How to attract and retain women in STEM
Women’s History Month is an important time of the year to shine a light on the work required to continue the progress and positive change being made around female representation, equality and equity. It also provides the chance to open the conversation around allyship across all genders, as we work towards the same goal.
International Women’s Month holds particular significance within the tech industry, as it’s a space where there’s so much scope to have an impact. Women, in general, have been underrepresented in this influential industry – from low representation in technical roles to the predominance of male celebrity techs entrepreneurs, like Elon Musk and Jeff Bezos. This raises the question of how companies in STEM-related fields can attract and retain women, as well as help them progress in their careers.
Coming together as a community to empower women in STEM
Workplaces need to make sure there are consistent conversations on the topic of female talent that continue throughout the year. A good place to start is by raising awareness around calendar dates such as International Women's Day and Women’s History Month.
It is important for us to look back and see how far we have come and celebrate that, but also to evaluate what we and the organisations we work with can do differently. One thing that stands out is coming together more as a full community, rather than operating individually.

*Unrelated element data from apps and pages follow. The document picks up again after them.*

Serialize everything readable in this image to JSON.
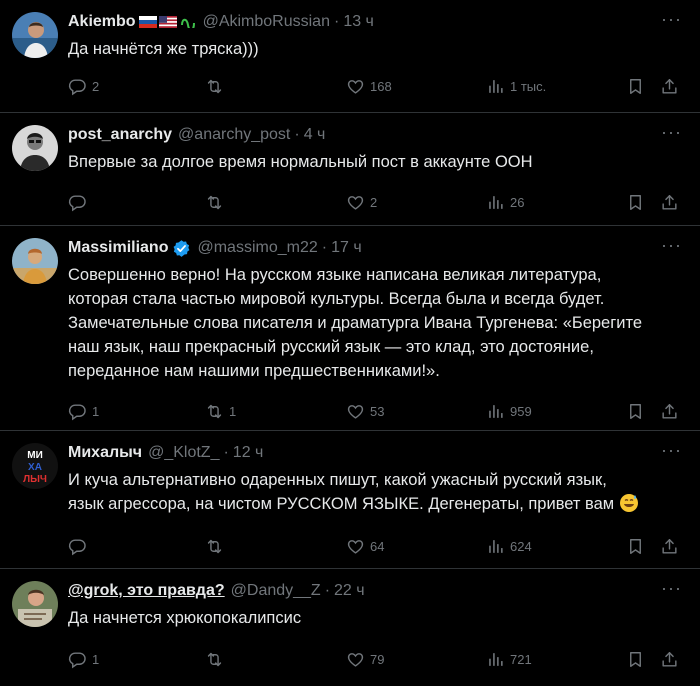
{
  "posts": [
    {
      "name": "Akiembo",
      "handle": "@AkimboRussian",
      "time": "13 ч",
      "text": "Да начнётся же тряска)))",
      "reply_count": "2",
      "repost_count": "",
      "like_count": "168",
      "view_count": "1 тыс."
    },
    {
      "name": "post_anarchy",
      "handle": "@anarchy_post",
      "time": "4 ч",
      "text": "Впервые за долгое время нормальный пост в аккаунте ООН",
      "reply_count": "",
      "repost_count": "",
      "like_count": "2",
      "view_count": "26"
    },
    {
      "name": "Massimiliano",
      "handle": "@massimo_m22",
      "time": "17 ч",
      "text_lines": [
        "Совершенно верно! На русском языке написана великая литература,",
        "которая стала  частью мировой культуры. Всегда была и всегда будет.",
        "Замечательные слова писателя и драматурга Ивана Тургенева: «Берегите",
        "наш язык, наш прекрасный русский язык — это клад, это достояние,",
        "переданное нам нашими предшественниками!»."
      ],
      "reply_count": "1",
      "repost_count": "1",
      "like_count": "53",
      "view_count": "959"
    },
    {
      "name": "Михалыч",
      "handle": "@_KlotZ_",
      "time": "12 ч",
      "avatar_text": "МИ ХА ЛЫЧ",
      "text_lines": [
        "И куча альтернативно одаренных пишут, какой ужасный русский язык,",
        "язык агрессора, на чистом РУССКОМ ЯЗЫКЕ. Дегенераты, привет вам"
      ],
      "reply_count": "",
      "repost_count": "",
      "like_count": "64",
      "view_count": "624"
    },
    {
      "name": "@grok, это правда?",
      "handle": "@Dandy__Z",
      "time": "22 ч",
      "text": "Да начнется хрюкопокалипсис",
      "reply_count": "1",
      "repost_count": "",
      "like_count": "79",
      "view_count": "721"
    }
  ],
  "separator": "·",
  "menu_glyph": "···",
  "colors": {
    "background": "#000000",
    "text": "#e7e9ea",
    "muted": "#71767b",
    "verified": "#1d9bf0",
    "divider": "#2f3336"
  },
  "icons": [
    "reply-icon",
    "repost-icon",
    "like-icon",
    "views-icon",
    "bookmark-icon",
    "share-icon",
    "verified-icon",
    "more-icon"
  ]
}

Increasingly, it’s important that businesses can show that they practice what they preach and do not simply point to superficial policies that pay lip service to equality. Holding local events that focus on promoting the value of female leadership and talent in STEM is a great way to do this. These events ensure individuals within an organisation can come together and talk with their peers about the challenges they are experiencing, but also provide women and girls a chance to understand the opportunities open to them within STEM and to help bring balance to industries where female representation is lacking.
Attracting female returners
When it comes to recruitment, it’s important that businesses select the right partners to deliver a positive experience for women returning to STEM roles. In my experience, working with organisations that truly understand the challenges women face, as well as their expectations, is invaluable. Programmes like STEM Returners, Girls in Science, and Girls in Tech are useful if companies ensure they are building a true partnership with them and can absorb their knowledge and advice on recruiting women.
For STEM returners, i.e., those who have had a career gap, it can be nerve-wracking to explain their absence to prospective employers. Job descriptions and interviewers can overcome this by placing less focus on any career hiatuses and more focus on the skills the candidate possesses.
Female mentors are crucial for inspiring employees and new starters in tech
Mentorship is crucial for inspiring employees and providing them with the confidence that they belong. Strong female role models and mentorship are vital for delivering a more equitable environment. Increasing female representation helps to create a more diverse pool of ideas and perspectives, which is a desirable outcome for everyone.
A lack of female returners creates a lack of female mentors, and the experience, knowledge, and unique perspectives they have built are lost with them if they are not welcomed back to technical roles. That is not to say that male mentors cannot provide the same benefits, but often the relatability between females in the space can be empowering and inspiring, particularly for new starters. It’s important that opportunities are created for women to engage with visible female leaders across their organisations. Lunch and learns or dedicated mentorship programs that sit outside line management are just some of the ways this can be done.
Ultimately, equal representation is paramount for any business, as the fusion of diverse backgrounds and varied perspectives inspires productivity, creativity, and innovation. Increasing the presence of female leadership is a fantastic way to encourage women to consider STEM roles, and more equitable hiring and retention practices are vital to achieving this goal.